According to the couples who have done it themselves.
You come across a 90 year-old couple canoodling in the park (aww!). But what, exactly, did it take for that relationship to last so long—and still maintain some spark? How can you get that for you and your partner? Karl Pillemer, gerontologist and author of 30 Lessons for Loving: Advice from the Wisest Americans on Love, Relationships, and Marriage, set out to answer exactly that. He interviewed more than 700 people who have been married for a total of 40,000 years as part of the Cornell Marriage Advice Project. Here's what he has found to be the most common advice from elderly couples who have stayed together for 30, 40 or even 50 years of marriage.
Only get married if you’re in love. Like, butterflies in your stomach love. For the both of you. The feeling won’t last forever, of course, but it helps your marriage tremendously if you don’t feel like you’re settling when it begins.
It might sound like a cliché, but Pillemer finds constant communication is the key to a lasting relationship. Before you get married, discuss your values and make sure they’re compatible. Don’t just talk about if you want to have kids—discuss how you will raise them. Talk about money—how you plan to afford things and when you want to retire. Then, once you’re married, communicate when you’re happy and unhappy, what feels good and what doesn’t, what turns you on and off. Don’t make excuses that you’re the “strong silent type.” Those people are in long-term relationships, too. But they learned how to talk about their emotions.
Put your partner before your kids

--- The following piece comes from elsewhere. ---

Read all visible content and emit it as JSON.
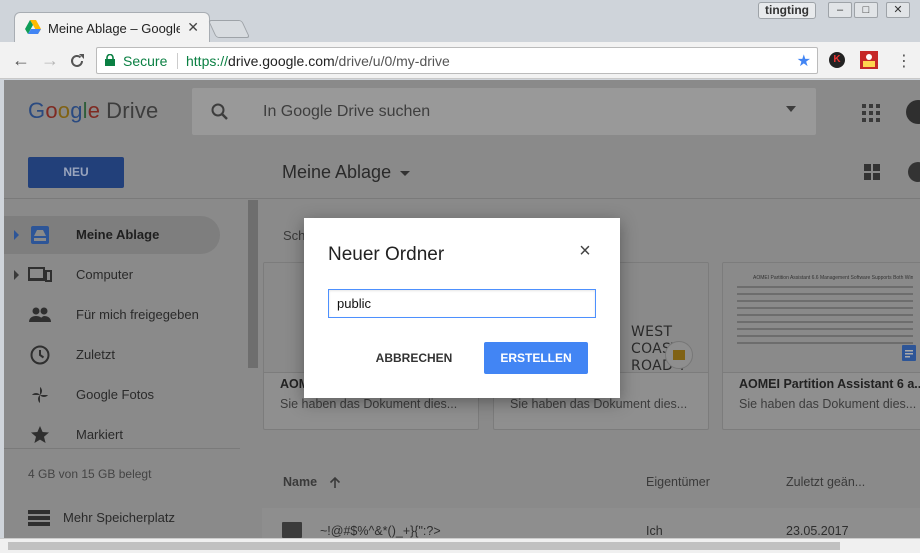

When kids come along, it’s easy to get sucked up in the “middle aged blur,” or the part of your life when career and kids can command all of your attention. Don’t wake up at 50 asking, “Where did my life go?” Carve out time for your partner now. Happy couples know that maintaining an intimate relationship benefits you, your relationship and your kids.
Don’t fight when you’re hungry

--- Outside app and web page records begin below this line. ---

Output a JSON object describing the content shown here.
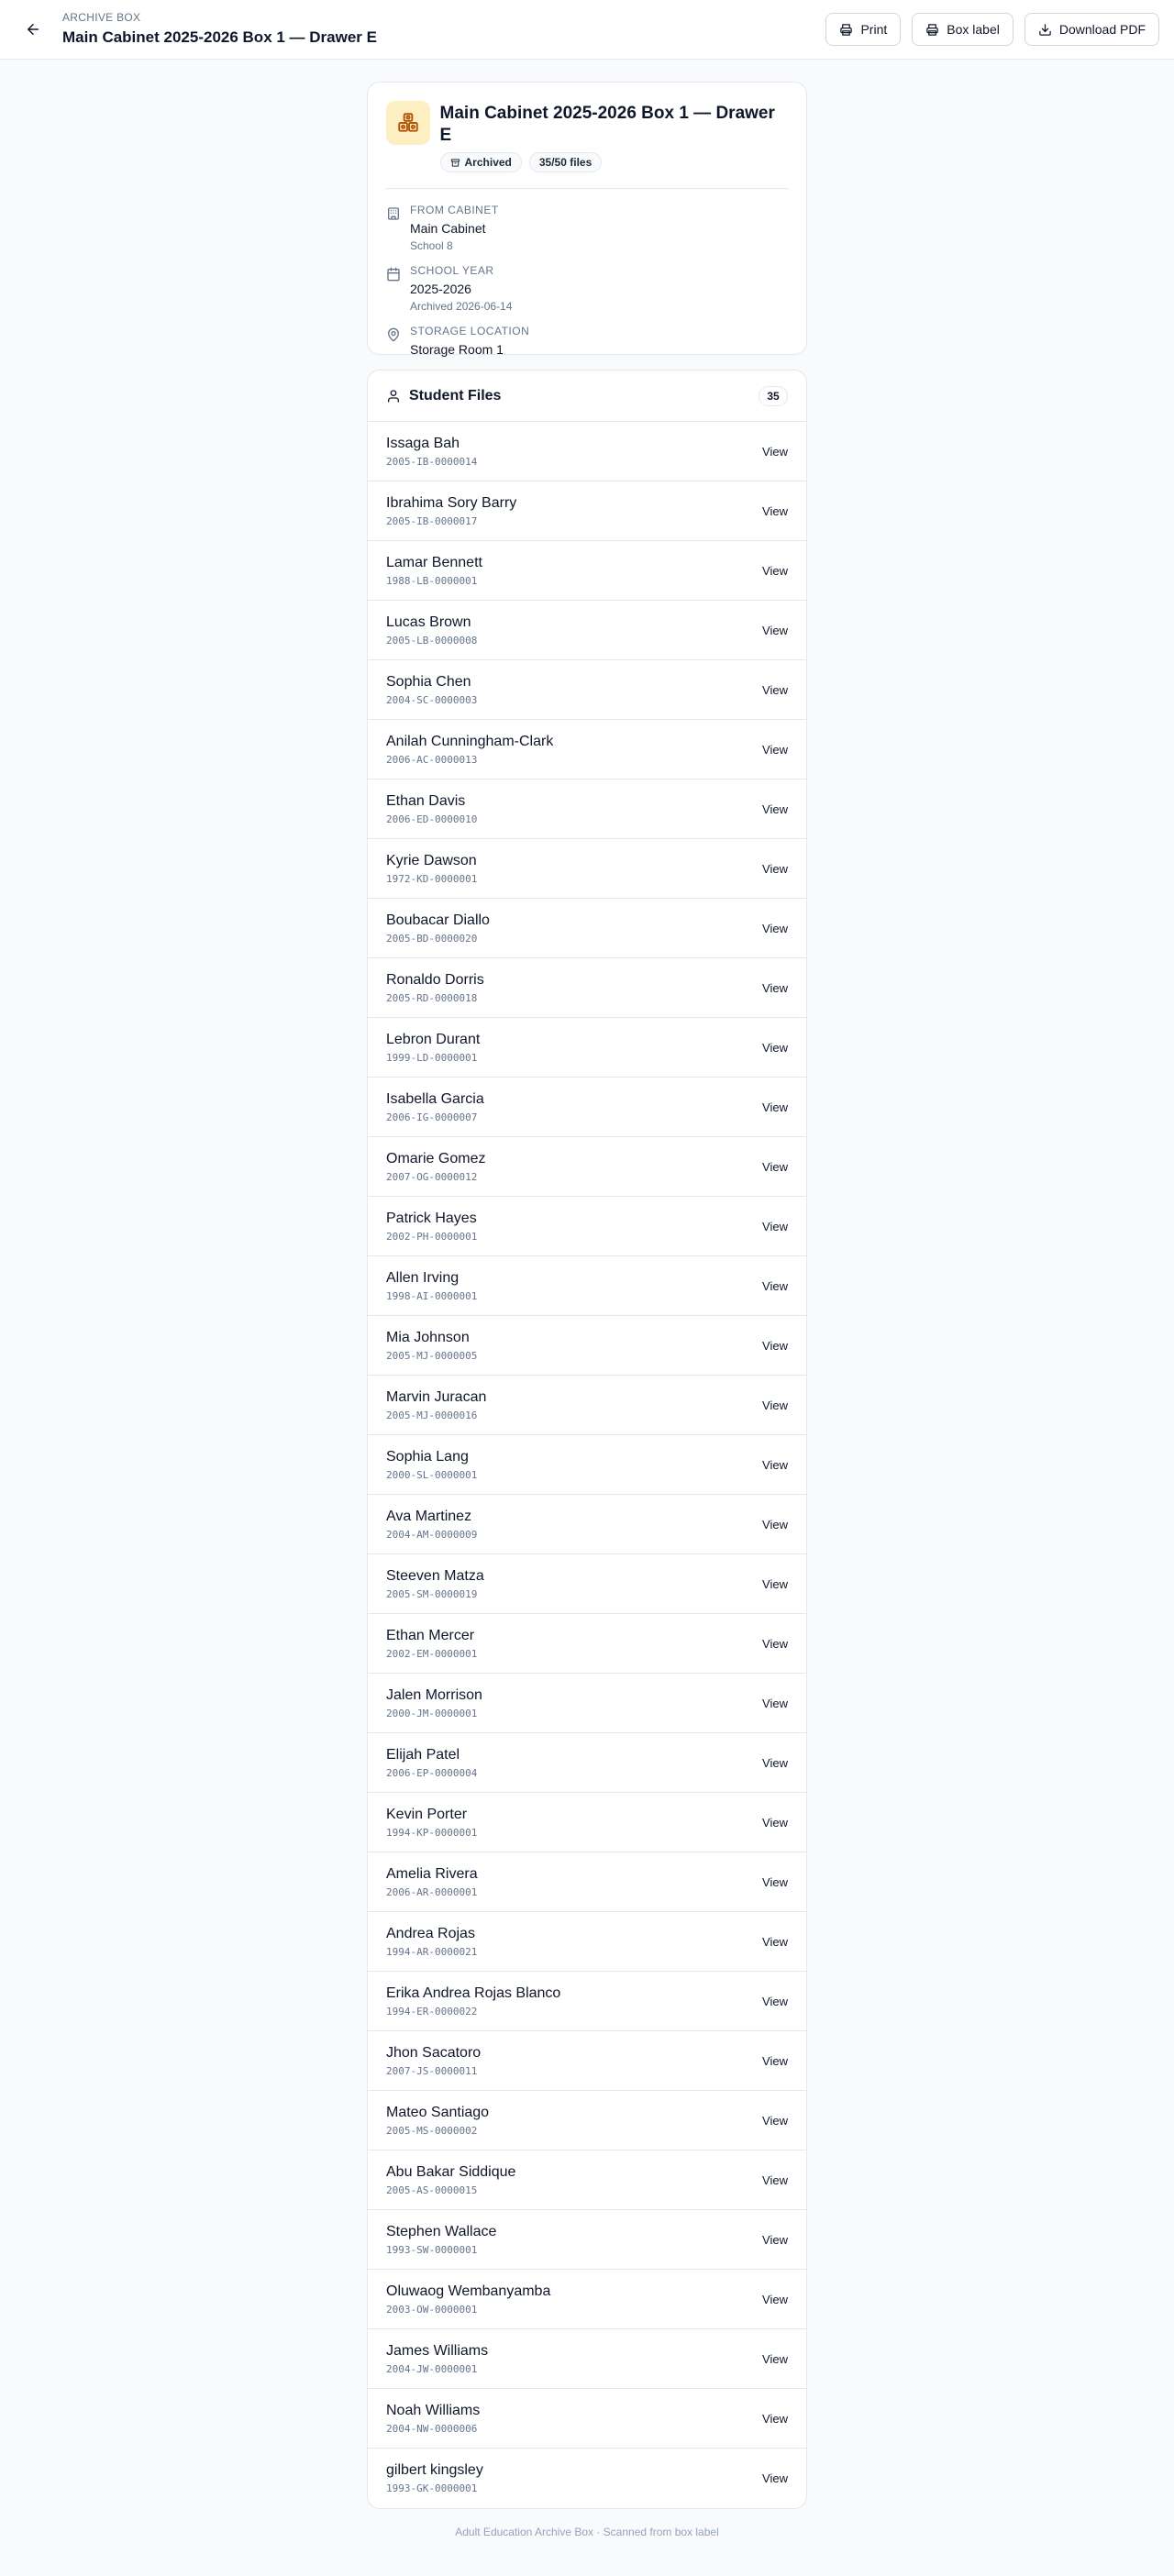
{
  "header": {
    "eyebrow": "ARCHIVE BOX",
    "title": "Main Cabinet 2025-2026 Box 1 — Drawer E",
    "actions": {
      "print": "Print",
      "box_label": "Box label",
      "download_pdf": "Download PDF"
    }
  },
  "box": {
    "title": "Main Cabinet 2025-2026 Box 1 — Drawer E",
    "status_badge": "Archived",
    "files_badge": "35/50 files",
    "meta": {
      "cabinet": {
        "label": "FROM CABINET",
        "value": "Main Cabinet",
        "sub": "School 8"
      },
      "year": {
        "label": "SCHOOL YEAR",
        "value": "2025-2026",
        "sub": "Archived 2026-06-14"
      },
      "location": {
        "label": "STORAGE LOCATION",
        "value": "Storage Room 1"
      }
    }
  },
  "files": {
    "title": "Student Files",
    "count": "35",
    "view_label": "View",
    "items": [
      {
        "name": "Issaga Bah",
        "id": "2005-IB-0000014"
      },
      {
        "name": "Ibrahima Sory Barry",
        "id": "2005-IB-0000017"
      },
      {
        "name": "Lamar Bennett",
        "id": "1988-LB-0000001"
      },
      {
        "name": "Lucas Brown",
        "id": "2005-LB-0000008"
      },
      {
        "name": "Sophia Chen",
        "id": "2004-SC-0000003"
      },
      {
        "name": "Anilah Cunningham-Clark",
        "id": "2006-AC-0000013"
      },
      {
        "name": "Ethan Davis",
        "id": "2006-ED-0000010"
      },
      {
        "name": "Kyrie Dawson",
        "id": "1972-KD-0000001"
      },
      {
        "name": "Boubacar Diallo",
        "id": "2005-BD-0000020"
      },
      {
        "name": "Ronaldo Dorris",
        "id": "2005-RD-0000018"
      },
      {
        "name": "Lebron Durant",
        "id": "1999-LD-0000001"
      },
      {
        "name": "Isabella Garcia",
        "id": "2006-IG-0000007"
      },
      {
        "name": "Omarie Gomez",
        "id": "2007-OG-0000012"
      },
      {
        "name": "Patrick Hayes",
        "id": "2002-PH-0000001"
      },
      {
        "name": "Allen Irving",
        "id": "1998-AI-0000001"
      },
      {
        "name": "Mia Johnson",
        "id": "2005-MJ-0000005"
      },
      {
        "name": "Marvin Juracan",
        "id": "2005-MJ-0000016"
      },
      {
        "name": "Sophia Lang",
        "id": "2000-SL-0000001"
      },
      {
        "name": "Ava Martinez",
        "id": "2004-AM-0000009"
      },
      {
        "name": "Steeven Matza",
        "id": "2005-SM-0000019"
      },
      {
        "name": "Ethan Mercer",
        "id": "2002-EM-0000001"
      },
      {
        "name": "Jalen Morrison",
        "id": "2000-JM-0000001"
      },
      {
        "name": "Elijah Patel",
        "id": "2006-EP-0000004"
      },
      {
        "name": "Kevin Porter",
        "id": "1994-KP-0000001"
      },
      {
        "name": "Amelia Rivera",
        "id": "2006-AR-0000001"
      },
      {
        "name": "Andrea Rojas",
        "id": "1994-AR-0000021"
      },
      {
        "name": "Erika Andrea Rojas Blanco",
        "id": "1994-ER-0000022"
      },
      {
        "name": "Jhon Sacatoro",
        "id": "2007-JS-0000011"
      },
      {
        "name": "Mateo Santiago",
        "id": "2005-MS-0000002"
      },
      {
        "name": "Abu Bakar Siddique",
        "id": "2005-AS-0000015"
      },
      {
        "name": "Stephen Wallace",
        "id": "1993-SW-0000001"
      },
      {
        "name": "Oluwaog Wembanyamba",
        "id": "2003-OW-0000001"
      },
      {
        "name": "James Williams",
        "id": "2004-JW-0000001"
      },
      {
        "name": "Noah Williams",
        "id": "2004-NW-0000006"
      },
      {
        "name": "gilbert kingsley",
        "id": "1993-GK-0000001"
      }
    ]
  },
  "footer": "Adult Education Archive Box · Scanned from box label"
}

Surprisingly this tidbit came up often in Pillemer’s interviews. Avoid anything nasty coming out of your mouth by putting something yummy in it.

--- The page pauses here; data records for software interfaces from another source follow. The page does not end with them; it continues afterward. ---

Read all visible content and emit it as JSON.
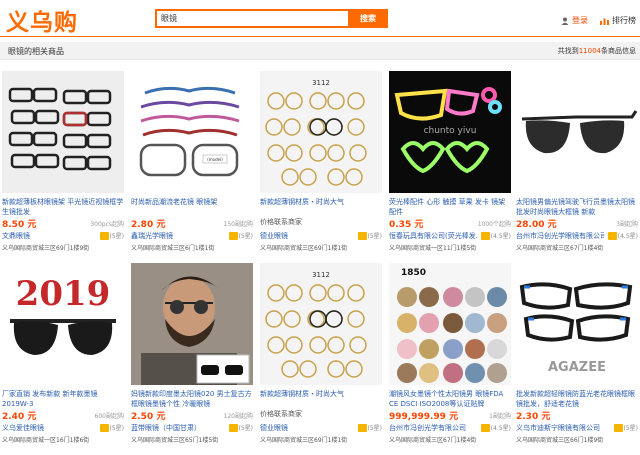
{
  "header": {
    "logo": "义乌购",
    "search_value": "眼镜",
    "search_button": "搜索",
    "login": "登录",
    "ranking": "排行榜"
  },
  "subbar": {
    "title": "眼镜的相关商品",
    "count_prefix": "共找到",
    "count": "11004",
    "count_suffix": "条商品信息"
  },
  "products": [
    {
      "title": "新款超薄板材眼镜架 平光镜近视镜框学生镜批发",
      "price": "8.50 元",
      "sales": "300pcs起购",
      "shop": "文鼎眼镜",
      "rating": "(5星)",
      "addr": "义乌国际商贸城三区69门1楼9街"
    },
    {
      "title": "时尚新品潮流老花镜 眼镜架",
      "price": "2.80 元",
      "sales": "150副起购",
      "shop": "鑫瑞光学眼镜",
      "rating": "(5星)",
      "addr": "义乌国际商贸城三区6门1楼1街"
    },
    {
      "title": "新款超薄钢材质・时尚大气",
      "price": "价格联系商家",
      "sales": "",
      "shop": "德业眼镜",
      "rating": "(5星)",
      "addr": "义乌国际商贸城三区69门1楼1街"
    },
    {
      "title": "荧光棒配件 心形 触摸 草果 发卡 镜架配件",
      "price": "0.35 元",
      "sales": "1000个起购",
      "shop": "恒春玩具有限公司(荧光棒发...",
      "rating": "(4.5星)",
      "addr": "义乌国际商贸城一区11门1楼5街"
    },
    {
      "title": "太阳镜男偏光镜驾驶飞行员墨镜太阳镜批发时尚眼镜大框镜 新款",
      "price": "28.00 元",
      "sales": "3副起购",
      "shop": "台州市冯创光学眼镜有限公司",
      "rating": "(4.5星)",
      "addr": "义乌国际商贸城三区67门1楼4街"
    },
    {
      "title": "厂家直销 发布新款 新年款墨镜 2019W-3",
      "price": "2.40 元",
      "sales": "600副起购",
      "shop": "义乌爱佳眼镜",
      "rating": "(5星)",
      "addr": "义乌国际商贸城一区16门1楼6街"
    },
    {
      "title": "妈镜新款印度墨太阳镜020 男士复古方框眼镜墨镜个性 冷暖眼镜",
      "price": "2.50 元",
      "sales": "120副起购",
      "shop": "蓝带眼镜（中国甘肃）",
      "rating": "(5星)",
      "addr": "义乌国际商贸城三区65门1楼5街"
    },
    {
      "title": "新款超薄钢材质・时尚大气",
      "price": "价格联系商家",
      "sales": "",
      "shop": "德业眼镜",
      "rating": "(5星)",
      "addr": "义乌国际商贸城三区69门1楼1街"
    },
    {
      "title": "潮镜风女墨镜个性太阳镜男 眼镜FDA CE DSCI ISO2008等认证贴牌",
      "price": "999,999.99 元",
      "sales": "1副起购",
      "shop": "台州市冯创光学有限公司",
      "rating": "(4.5星)",
      "addr": "义乌国际商贸城三区67门1楼4街"
    },
    {
      "title": "批发新款超轻眼镜防蓝光老花眼镜框眼镜批发，舒适老花镜",
      "price": "2.30 元",
      "sales": "",
      "shop": "义乌市迪斯宁眼镜有限公司",
      "rating": "(5星)",
      "addr": "义乌国际商贸城三区66门1楼9街"
    }
  ],
  "image_text": {
    "p3": "3112",
    "p4": "chunto yivu",
    "p6": "2019",
    "p9": "1850",
    "p10": "AGAZEE"
  }
}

Be willing to change
As time goes on, situations shift. Successful couples are willing to adapt when obstacles, both small and large, come their way.
Prioritize your partner's needs
Many couples Pillemer interviewed understood the benefits that came from paying attention to their partner’s satisfaction. They were focused on doing what would help make their partner’s life a little easier and enjoyable, knowing it would make life better for the both of them.
Take care of yourself
Focusing on your partner doesn't mean neglecting your own needs. People in long-married couples tended to stay fit and well-groomed, recognizing the importance of well-being for both themselves and their relationship.
Treat marriage as a long-term commitment
This might seem like a no-brainer, but those who stayed together were committed to the idea that a marriage should last. That means couples would persevere, even if they had to go through years of relationship hardship. But they’ll agree—sticking through it was a smart decision.